Fifteen years from now, the future Carolina North campus will nearly double the traffic on the roads that feed it, according to a draft analysis released Tuesday.
Right now, approximately 40,000 vehicles travel Martin Luther King Jr. Boulevard and Estes Drive every day. By 2025, 40,000 more will enter or leave the campus, and MLK Jr. Boulevard will exceed capacity by 2015 because of the new traffic, says the analysis prepared by consultants at Vanasse Hangen Brustlin Inc.
By 2025, parts of Estes and Eubanks Road will see traffic volume more than twice capacity, unless those roads are widened or traffic is diverted elsewhere.
The study says MLK Jr. Boulevard northbound will need an additional left turn lane onto Estes Drive Extension by 2015. By 2025, “many more intersections may need signal timing adjustments and turn lane additions to maintain their level-of-service,” the report states. “More extensive reconstruction may also be needed of Martin Luther King Jr. Boulevard and Estes Drive in the immediate vicinity of the site.”
More than a dozen intersections along MLK, Homestead Road, Greensboro Street in Carrboro, Columbia Street, Estes Drive and U.S. 15-501 already have poor levels of service, according to the study. With the new traffic as of 2015, others would reduce their levels to E or F, the lowest two grades.
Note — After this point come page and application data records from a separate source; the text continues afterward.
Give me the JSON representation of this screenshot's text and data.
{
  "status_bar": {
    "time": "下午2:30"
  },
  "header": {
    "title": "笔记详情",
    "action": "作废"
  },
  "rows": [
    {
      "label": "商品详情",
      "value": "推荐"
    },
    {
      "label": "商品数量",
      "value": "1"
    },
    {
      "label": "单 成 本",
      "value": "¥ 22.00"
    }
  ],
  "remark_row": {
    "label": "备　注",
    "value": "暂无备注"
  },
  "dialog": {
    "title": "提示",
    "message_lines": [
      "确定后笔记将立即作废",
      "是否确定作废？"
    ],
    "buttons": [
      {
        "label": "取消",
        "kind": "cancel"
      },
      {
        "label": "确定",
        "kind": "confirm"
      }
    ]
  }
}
They include: - MLK at I-40 - MLK at Weaver Dairy Road - MLK at Piney Mountain Road - MLK at Estes Drive - North Greensboro at Weaver Street - Estes Drive at Caswell Road - Estes Drive at East Franklin Street
By 2025, more than 20 additional intersections would have poor levels of service, as far west as the Calvander community on Old N.C. 86.
Carolina North traffic may also trigger a need for signal lights at Homestead and Rogers roads and at Estes Drive Extension and Airport Drive.
The draft analysis called for new sidewalks, crosswalks, lighting, bus stops and bike lanes to serve the campus.
“The redesign of major roads adjacent to the site will need to account for these sidewalk and pedestrian crossing needs,” it says.
Chapel Hill Transit will require one or two more buses by 2015 and at least 10 by 2025, according to the analysis.
“The cost for operating these initial vehicles should be borne by the project,” states the report.
The study suggested potential traffic-calming measures to discourage cut-through traffic on and near the following streets: - Piney Mountain Road - Hillsborough Street (Chapel Hill) - Seawell School Road - North Elliott Road - North Lakeshore Drive - Barclay Road - Northwood Road